[Start of Attachment]

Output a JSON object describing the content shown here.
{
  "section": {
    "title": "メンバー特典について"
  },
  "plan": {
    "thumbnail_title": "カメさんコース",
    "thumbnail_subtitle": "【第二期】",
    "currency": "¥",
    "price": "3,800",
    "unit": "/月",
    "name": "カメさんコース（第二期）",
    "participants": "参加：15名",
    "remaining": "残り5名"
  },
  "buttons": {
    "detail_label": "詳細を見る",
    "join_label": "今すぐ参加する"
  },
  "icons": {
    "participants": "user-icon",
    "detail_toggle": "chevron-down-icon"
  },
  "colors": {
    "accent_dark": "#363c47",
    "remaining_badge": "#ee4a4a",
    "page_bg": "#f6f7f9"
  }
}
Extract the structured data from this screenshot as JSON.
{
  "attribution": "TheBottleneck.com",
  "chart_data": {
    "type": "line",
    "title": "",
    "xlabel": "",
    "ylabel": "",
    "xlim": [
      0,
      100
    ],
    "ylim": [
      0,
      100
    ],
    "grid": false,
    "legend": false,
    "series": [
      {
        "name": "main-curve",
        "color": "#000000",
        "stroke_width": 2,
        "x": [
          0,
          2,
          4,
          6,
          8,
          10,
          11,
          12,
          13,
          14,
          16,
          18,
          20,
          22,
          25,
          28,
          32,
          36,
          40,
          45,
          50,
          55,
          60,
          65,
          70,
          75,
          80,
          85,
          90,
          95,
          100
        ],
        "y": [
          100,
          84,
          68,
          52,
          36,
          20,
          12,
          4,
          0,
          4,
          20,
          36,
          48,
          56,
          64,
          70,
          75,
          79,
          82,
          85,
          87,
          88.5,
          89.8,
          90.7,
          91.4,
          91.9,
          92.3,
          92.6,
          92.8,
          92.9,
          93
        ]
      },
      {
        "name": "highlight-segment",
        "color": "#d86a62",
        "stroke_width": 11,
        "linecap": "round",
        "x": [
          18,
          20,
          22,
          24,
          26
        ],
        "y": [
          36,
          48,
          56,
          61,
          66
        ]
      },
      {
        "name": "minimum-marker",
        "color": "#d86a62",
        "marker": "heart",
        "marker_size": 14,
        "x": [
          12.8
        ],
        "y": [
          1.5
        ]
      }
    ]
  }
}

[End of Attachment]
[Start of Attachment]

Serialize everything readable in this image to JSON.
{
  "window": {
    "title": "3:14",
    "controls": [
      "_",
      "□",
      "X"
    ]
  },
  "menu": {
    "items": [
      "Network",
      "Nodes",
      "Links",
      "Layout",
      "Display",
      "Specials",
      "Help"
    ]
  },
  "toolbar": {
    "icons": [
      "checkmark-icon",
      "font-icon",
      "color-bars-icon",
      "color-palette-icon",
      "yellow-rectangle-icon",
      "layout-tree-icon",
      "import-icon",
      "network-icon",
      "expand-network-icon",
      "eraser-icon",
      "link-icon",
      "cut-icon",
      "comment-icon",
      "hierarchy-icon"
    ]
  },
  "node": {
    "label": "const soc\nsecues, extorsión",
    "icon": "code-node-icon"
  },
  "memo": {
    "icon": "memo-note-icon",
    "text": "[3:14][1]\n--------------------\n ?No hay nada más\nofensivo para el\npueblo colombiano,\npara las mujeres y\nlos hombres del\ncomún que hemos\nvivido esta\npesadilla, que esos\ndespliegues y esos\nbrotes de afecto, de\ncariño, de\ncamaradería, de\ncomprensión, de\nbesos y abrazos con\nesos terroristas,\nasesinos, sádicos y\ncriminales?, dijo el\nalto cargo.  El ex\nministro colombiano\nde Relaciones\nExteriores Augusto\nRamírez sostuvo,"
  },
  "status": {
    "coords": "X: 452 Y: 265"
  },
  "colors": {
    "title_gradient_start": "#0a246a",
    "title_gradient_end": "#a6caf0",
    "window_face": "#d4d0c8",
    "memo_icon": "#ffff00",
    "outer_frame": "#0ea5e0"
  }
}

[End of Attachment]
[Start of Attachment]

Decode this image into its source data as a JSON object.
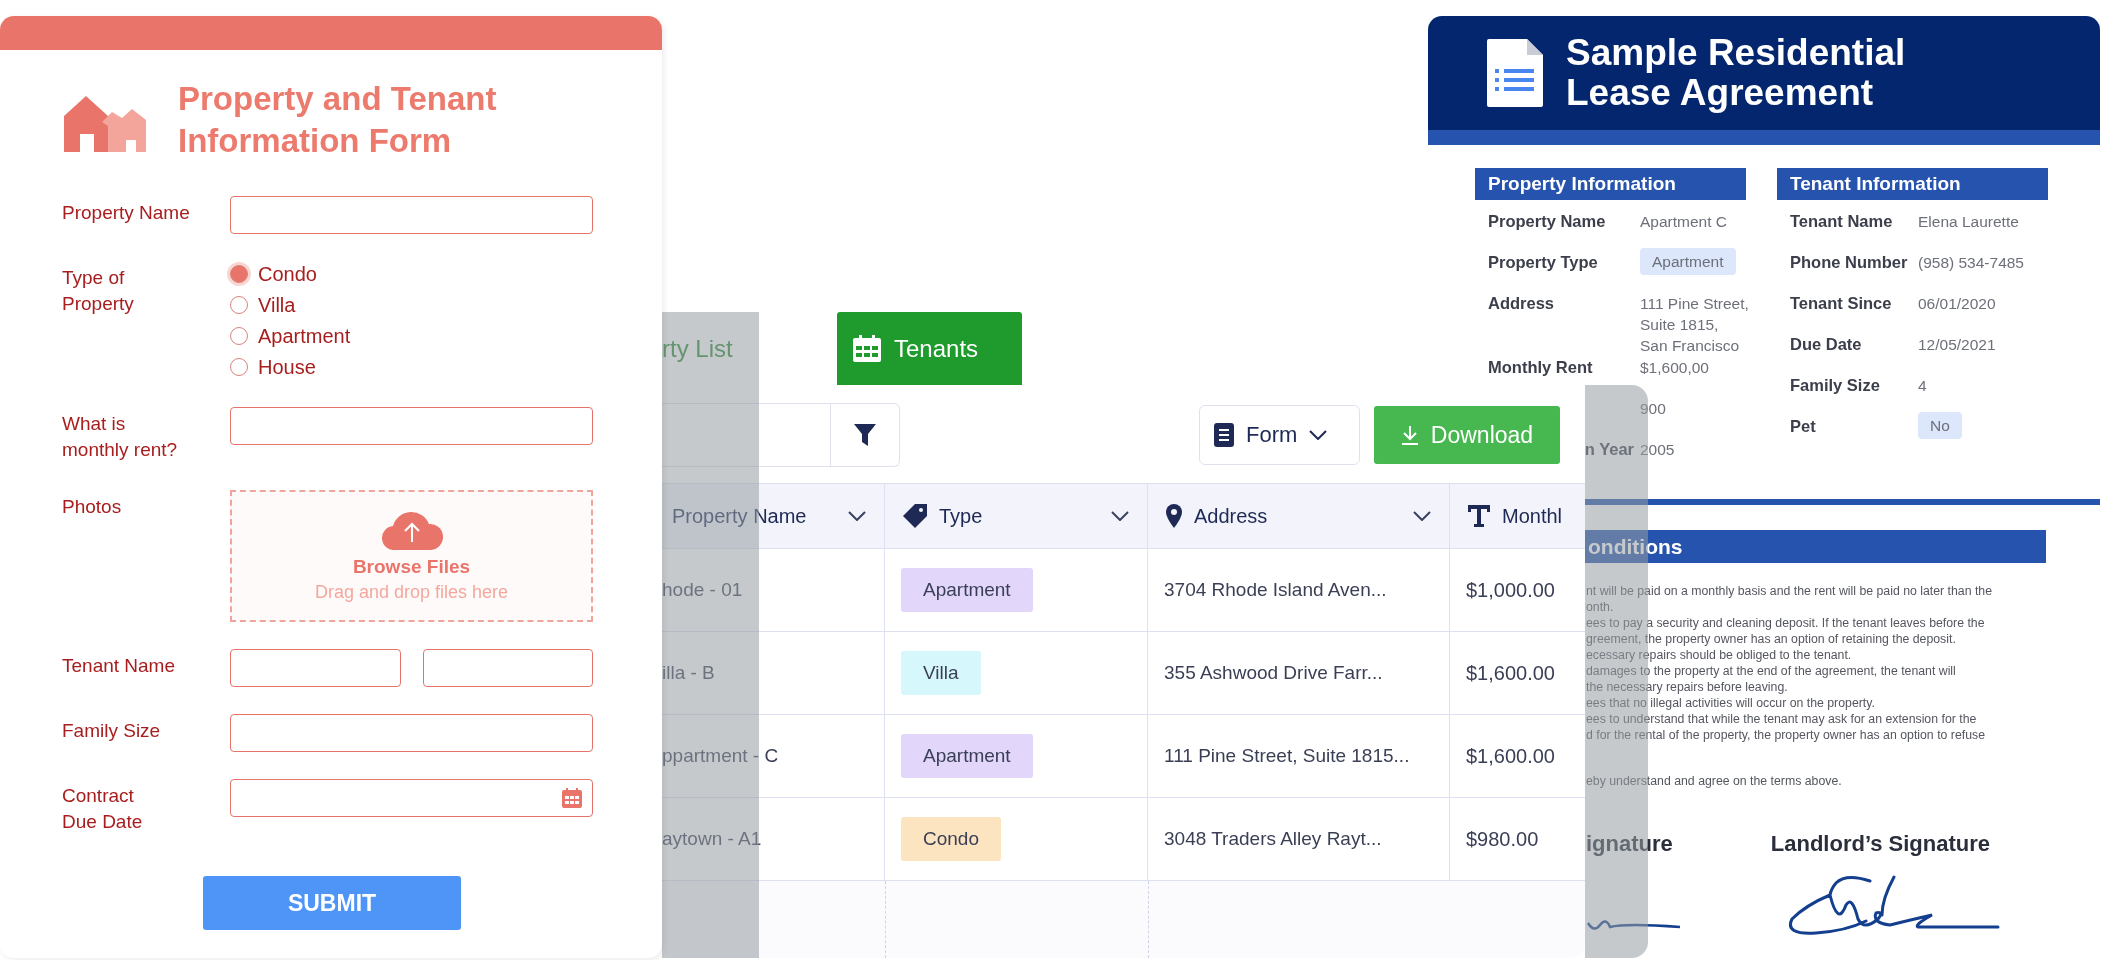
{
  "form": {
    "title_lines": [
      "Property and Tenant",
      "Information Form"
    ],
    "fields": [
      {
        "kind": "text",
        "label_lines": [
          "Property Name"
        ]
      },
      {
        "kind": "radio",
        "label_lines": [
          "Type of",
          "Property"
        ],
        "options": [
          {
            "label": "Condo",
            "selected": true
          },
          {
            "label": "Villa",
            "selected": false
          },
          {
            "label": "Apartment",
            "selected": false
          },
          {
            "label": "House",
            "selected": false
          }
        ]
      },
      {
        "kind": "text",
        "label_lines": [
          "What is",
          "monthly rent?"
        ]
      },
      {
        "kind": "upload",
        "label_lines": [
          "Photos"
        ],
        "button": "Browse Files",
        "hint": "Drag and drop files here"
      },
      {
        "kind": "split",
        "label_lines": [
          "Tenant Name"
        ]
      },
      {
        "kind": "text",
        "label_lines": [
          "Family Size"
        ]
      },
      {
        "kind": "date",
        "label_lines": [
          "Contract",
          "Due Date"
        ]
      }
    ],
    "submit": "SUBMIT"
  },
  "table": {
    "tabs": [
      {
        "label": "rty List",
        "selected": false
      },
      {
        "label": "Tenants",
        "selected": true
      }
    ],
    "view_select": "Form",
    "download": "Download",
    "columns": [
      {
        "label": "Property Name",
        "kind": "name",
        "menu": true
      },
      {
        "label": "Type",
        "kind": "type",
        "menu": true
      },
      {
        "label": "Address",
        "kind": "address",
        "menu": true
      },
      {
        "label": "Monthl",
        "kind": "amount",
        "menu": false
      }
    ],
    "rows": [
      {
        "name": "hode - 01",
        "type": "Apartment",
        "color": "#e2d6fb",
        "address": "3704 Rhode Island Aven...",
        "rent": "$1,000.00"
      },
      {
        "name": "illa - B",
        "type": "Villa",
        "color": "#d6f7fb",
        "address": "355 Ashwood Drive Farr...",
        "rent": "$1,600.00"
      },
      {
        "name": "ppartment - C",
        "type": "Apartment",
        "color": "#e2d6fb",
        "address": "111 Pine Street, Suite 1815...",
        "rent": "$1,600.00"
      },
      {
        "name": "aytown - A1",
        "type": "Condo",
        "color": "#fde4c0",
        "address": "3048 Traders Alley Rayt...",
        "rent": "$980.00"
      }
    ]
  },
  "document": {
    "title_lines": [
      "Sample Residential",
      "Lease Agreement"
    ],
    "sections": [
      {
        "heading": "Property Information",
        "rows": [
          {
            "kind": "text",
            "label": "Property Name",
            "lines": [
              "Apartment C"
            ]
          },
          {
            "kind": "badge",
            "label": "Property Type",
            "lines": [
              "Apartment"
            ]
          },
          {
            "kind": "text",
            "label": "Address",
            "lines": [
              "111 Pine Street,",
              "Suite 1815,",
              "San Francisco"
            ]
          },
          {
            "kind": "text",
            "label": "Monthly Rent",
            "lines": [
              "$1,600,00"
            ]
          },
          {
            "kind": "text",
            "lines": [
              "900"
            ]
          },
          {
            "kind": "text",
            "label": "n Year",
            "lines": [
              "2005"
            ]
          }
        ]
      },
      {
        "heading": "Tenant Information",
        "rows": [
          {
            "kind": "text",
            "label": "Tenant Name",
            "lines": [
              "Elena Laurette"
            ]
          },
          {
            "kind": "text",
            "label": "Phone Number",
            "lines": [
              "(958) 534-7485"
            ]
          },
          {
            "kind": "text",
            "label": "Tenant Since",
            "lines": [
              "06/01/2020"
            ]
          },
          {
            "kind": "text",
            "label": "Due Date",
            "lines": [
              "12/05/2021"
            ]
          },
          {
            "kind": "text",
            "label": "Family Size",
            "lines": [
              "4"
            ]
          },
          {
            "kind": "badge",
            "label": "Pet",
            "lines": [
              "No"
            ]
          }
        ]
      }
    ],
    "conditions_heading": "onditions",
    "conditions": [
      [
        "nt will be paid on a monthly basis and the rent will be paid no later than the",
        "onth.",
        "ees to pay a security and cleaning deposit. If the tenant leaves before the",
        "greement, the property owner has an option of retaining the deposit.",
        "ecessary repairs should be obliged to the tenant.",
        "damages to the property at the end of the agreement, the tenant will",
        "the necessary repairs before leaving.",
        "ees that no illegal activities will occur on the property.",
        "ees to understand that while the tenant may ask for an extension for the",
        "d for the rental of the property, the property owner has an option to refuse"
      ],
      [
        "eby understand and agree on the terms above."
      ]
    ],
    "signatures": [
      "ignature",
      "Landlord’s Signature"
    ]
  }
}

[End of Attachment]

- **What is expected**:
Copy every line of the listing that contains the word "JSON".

- **The answer**:
Output a JSON object describing the content shown here.
Extract the structured data from this screenshot as JSON.
Serialize everything readable in this image to JSON.
Decode this image into its source data as a JSON object.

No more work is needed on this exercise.